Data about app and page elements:

···

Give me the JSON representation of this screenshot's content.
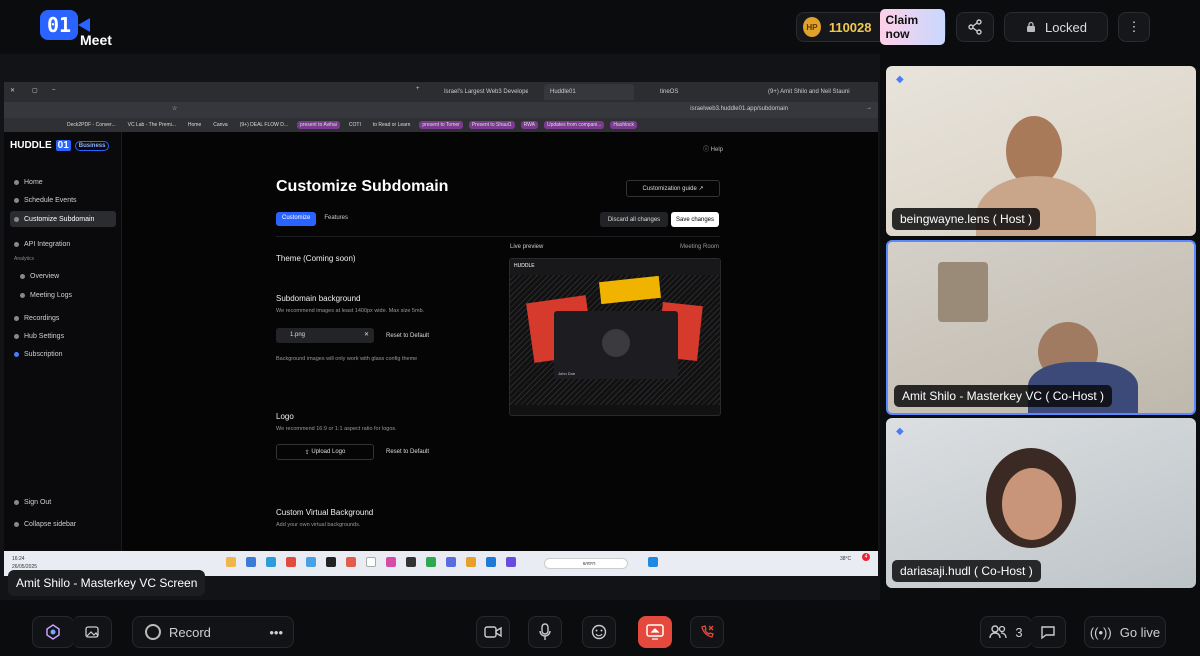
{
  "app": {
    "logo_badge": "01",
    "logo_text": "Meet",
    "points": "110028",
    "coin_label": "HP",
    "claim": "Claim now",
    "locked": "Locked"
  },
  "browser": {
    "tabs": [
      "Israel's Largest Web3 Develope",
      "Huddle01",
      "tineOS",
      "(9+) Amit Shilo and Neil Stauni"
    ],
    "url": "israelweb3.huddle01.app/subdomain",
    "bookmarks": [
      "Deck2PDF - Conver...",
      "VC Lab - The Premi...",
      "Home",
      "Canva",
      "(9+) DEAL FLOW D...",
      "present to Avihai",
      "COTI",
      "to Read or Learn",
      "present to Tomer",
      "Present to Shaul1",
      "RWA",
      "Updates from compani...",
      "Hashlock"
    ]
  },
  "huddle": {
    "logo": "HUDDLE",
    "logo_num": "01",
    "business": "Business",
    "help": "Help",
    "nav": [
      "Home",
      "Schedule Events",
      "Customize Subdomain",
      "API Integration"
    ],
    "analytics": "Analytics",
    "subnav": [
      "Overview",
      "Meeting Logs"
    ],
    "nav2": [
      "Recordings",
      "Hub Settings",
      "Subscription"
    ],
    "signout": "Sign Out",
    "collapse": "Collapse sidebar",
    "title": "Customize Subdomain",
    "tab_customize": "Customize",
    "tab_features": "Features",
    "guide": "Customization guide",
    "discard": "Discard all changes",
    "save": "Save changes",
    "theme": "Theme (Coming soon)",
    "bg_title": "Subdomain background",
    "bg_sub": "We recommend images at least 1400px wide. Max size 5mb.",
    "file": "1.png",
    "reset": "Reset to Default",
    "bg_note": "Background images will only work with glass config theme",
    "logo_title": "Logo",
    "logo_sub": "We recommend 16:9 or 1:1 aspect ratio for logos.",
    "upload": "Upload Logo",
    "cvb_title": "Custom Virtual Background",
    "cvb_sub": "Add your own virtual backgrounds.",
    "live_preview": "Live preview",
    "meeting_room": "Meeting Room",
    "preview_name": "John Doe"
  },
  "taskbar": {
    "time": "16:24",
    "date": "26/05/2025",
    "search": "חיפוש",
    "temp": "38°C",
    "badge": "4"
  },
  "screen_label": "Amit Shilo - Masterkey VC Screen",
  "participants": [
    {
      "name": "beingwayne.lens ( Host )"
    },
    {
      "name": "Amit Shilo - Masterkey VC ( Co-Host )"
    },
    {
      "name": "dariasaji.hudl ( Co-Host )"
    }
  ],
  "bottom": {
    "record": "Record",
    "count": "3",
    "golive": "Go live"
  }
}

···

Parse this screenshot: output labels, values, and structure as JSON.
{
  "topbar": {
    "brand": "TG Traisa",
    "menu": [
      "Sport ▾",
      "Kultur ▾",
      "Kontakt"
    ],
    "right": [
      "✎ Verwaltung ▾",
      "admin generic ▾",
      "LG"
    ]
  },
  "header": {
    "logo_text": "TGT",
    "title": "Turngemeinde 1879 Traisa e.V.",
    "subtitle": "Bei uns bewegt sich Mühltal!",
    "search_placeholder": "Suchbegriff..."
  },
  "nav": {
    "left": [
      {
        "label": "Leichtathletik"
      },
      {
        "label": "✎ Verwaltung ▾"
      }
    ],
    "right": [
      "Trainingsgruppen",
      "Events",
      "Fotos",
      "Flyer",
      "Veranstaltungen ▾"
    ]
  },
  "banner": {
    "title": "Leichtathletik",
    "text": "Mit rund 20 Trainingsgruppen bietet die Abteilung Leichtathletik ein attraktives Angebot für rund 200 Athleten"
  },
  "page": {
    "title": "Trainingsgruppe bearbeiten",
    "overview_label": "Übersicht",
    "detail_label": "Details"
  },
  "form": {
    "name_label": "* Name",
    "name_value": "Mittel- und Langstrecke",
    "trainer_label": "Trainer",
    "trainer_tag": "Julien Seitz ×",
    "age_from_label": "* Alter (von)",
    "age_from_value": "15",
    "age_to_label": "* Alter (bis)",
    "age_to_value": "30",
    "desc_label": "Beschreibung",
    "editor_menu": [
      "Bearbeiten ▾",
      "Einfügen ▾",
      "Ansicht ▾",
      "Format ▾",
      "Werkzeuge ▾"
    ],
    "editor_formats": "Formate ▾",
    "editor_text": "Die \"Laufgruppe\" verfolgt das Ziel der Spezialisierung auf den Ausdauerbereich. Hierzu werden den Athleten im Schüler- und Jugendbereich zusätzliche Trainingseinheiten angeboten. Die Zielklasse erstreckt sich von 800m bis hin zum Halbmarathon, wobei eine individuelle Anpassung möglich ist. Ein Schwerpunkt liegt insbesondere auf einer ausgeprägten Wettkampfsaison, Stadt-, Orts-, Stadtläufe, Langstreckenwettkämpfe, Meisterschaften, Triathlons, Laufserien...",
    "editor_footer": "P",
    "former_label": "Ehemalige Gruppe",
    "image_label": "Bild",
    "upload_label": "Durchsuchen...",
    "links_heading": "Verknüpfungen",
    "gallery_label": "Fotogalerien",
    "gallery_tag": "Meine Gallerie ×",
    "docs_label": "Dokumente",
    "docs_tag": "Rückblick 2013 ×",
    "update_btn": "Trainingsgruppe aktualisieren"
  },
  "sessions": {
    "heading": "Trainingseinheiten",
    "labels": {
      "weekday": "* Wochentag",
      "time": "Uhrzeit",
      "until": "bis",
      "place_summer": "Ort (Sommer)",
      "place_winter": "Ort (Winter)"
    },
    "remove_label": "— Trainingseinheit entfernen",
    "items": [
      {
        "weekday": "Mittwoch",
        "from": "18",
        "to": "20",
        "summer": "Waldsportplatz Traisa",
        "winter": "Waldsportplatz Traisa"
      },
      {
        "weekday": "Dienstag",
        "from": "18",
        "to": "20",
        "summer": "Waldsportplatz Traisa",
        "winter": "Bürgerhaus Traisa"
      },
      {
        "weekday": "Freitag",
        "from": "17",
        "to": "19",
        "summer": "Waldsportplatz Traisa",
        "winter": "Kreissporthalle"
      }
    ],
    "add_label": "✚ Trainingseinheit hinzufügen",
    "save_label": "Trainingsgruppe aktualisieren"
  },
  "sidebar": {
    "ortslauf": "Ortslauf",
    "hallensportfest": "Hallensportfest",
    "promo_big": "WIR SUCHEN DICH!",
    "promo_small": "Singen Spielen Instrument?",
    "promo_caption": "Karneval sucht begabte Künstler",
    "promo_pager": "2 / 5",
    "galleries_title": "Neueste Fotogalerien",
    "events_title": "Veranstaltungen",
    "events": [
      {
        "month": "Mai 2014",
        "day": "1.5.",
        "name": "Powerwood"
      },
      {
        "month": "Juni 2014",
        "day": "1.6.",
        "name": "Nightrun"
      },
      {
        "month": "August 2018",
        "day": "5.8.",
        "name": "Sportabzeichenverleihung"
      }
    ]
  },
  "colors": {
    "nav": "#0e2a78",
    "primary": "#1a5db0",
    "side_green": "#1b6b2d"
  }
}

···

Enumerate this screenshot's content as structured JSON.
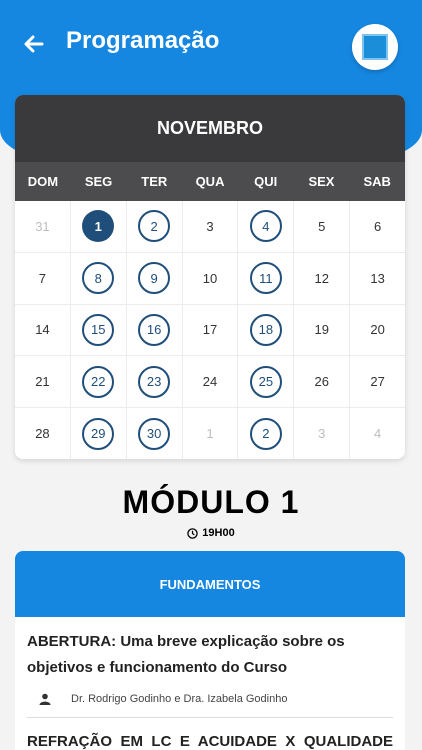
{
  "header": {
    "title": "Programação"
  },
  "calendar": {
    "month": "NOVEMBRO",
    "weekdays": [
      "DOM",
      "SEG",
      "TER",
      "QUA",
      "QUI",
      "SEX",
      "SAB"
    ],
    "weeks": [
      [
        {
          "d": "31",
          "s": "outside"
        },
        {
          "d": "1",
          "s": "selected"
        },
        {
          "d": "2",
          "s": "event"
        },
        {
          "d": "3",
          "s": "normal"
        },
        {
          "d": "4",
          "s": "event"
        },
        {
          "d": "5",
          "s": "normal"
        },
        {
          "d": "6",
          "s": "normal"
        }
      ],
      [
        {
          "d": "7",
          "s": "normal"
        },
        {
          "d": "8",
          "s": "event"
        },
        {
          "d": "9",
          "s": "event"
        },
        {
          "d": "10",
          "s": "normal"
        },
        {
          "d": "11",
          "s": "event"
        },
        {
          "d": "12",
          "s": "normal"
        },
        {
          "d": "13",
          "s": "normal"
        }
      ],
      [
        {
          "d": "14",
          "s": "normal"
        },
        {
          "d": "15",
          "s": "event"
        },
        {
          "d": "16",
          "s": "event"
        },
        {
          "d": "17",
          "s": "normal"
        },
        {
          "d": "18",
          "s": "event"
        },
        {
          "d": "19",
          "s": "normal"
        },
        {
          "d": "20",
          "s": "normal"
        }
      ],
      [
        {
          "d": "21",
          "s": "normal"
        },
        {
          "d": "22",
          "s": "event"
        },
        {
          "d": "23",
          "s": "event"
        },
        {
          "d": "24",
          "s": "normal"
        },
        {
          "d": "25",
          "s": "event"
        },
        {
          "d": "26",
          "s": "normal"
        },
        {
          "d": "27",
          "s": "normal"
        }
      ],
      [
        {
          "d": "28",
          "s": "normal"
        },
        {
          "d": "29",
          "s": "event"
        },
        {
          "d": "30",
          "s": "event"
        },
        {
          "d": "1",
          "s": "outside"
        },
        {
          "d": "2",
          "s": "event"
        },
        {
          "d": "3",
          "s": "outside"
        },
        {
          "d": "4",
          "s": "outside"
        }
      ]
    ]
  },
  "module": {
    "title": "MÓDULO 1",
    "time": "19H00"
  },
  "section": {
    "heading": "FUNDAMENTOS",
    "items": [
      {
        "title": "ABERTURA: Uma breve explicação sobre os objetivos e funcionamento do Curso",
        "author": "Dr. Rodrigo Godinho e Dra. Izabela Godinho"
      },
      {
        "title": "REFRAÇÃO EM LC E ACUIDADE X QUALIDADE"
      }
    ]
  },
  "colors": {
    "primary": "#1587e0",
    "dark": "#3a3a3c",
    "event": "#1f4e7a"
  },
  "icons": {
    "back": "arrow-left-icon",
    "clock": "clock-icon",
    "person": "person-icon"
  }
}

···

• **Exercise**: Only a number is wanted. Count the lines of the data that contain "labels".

• **Answer to the problem**: 2